“A. Well, we talked about hiring a teacher and it was very agreeable with me that we hire Mrs. Barnhardt for the next term. I don't remember the date, but it was, of course, before the school opened.
“Q. At that time was anything said between you and Mr. Hartley (sic. English) as to her classification as a permanent teacher? * * * A. It was discussed in this way, that I thought that she was a permanent teacher at all times.
“Q. In this conversation between you and Mr. English, was anything said in reference to her being a permanent teacher? A. Well, yes. Mr. English said she was a permanent teacher and I agreed with him as far as I knew. I thought she was a permanent teacher.

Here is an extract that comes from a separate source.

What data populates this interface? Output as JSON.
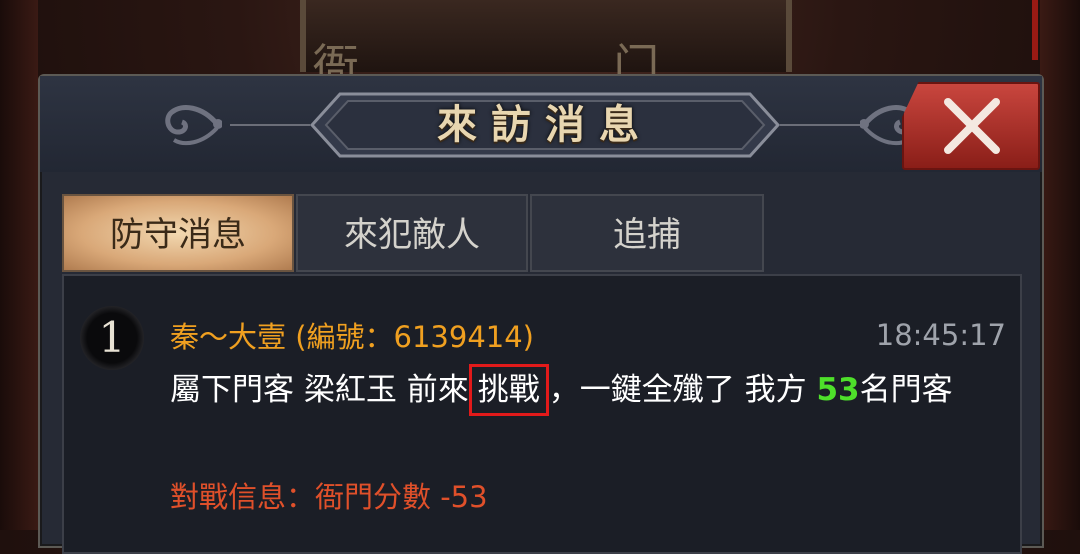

“Q. You approved of that? A. Yes, sir.
“Q. And it was your understanding that she was employed to teach the term commencing in 1933 and ending in 1934, and that she was classified and was to become a permanent teacher? A. Yes, sir. * * *”
Mr. English testified:
“Q. Did you and Mr. Hartley and Mr. Gay, as members of the Board of School Trustees, during that year have any regular or formal meeting? A. We did not.
“Q. Did you ever take the proposition of her employment and status as a teacher up with Mr. Gay? A. No, I did not. Mr. Gay did not care to enter into or have anything to do with the operations of the present Board of Trustees at that time so Mr. Hartley and I went along and handled the thing as we saw fit.
“Q. Was there, while you were clerk of that Board, ever a meeting of the Board of Trustees? A. No, we never had a regular meeting.
“Q. And never kept any minutes of any kind whatever? A. No minutes, other records.
“Q. Why didn't you have a meeting and make a record of this, as required? A. We thought as, handling it as we did, no question would come up.
“Q. You thought, or figured that you and Hartley could arrange this and not have anything to do with Gay, and figured that Mrs. Barnhardt could be established? A. That was the idea, that she could be established as a permanent teacher.
“Q. And that you could do that without a meeting or without any records?”
Mr. Hartley testified:
“Q. Now, that year did you, as a Board, have what is known as a regular or formal meeting? A. We never did.
“Q. During all these conversations (with Mr. English), Mr. Hartley, Mr. Gay, the other trustee, was not considered or asked to participate in any way, was he? A. Not by me.
“Q. In any of these conversations there was no regular meeting? A. No, sir. * * *
“Q. Mr. Gay, the other trustee, during the time you were there was not taken into the conversation? A. No.
“Q. Did you at any time make any order, as a Board of Trustees, classifying Mrs. Barnhardt as a permanent or temporary teacher? A. No, we did not.”
Mr. Gay testified:
“Q. Did you afterwards assume the office of a trustee of that district and attempt to have a meeting? A. I did. * * *
“Q. And were you able to get a meeting? A. I was not.
“Q. And did you, as a member of the Board of Trustees, with any of the other trustees, enter into any contract for the hiring of a teacher for the ensuing year? A. I did not.
“Q. Up to that time (of Mr. Gray's appointment) were there regular meetings held or records of the proceedings kept by the Board of Trustees? A. Not that I know of.”
What two individual members of the board of school trustees may have thought does not bind the district. It is what the board of trustees as a board of trustees does that binds the district.
We see no escape from the conclusion that nothing was done by the board of trustees of Laws school district which estopped the board of trustees from taking the action which it did in May, 1934, dispensing with the services of the petitioner as a teacher in Laws school district.
The judgment is reversed.
Mr. Justice PLUMMER delivered the opinion of the court.
We concur: PULLEN, P. J.; THOMPSON, J.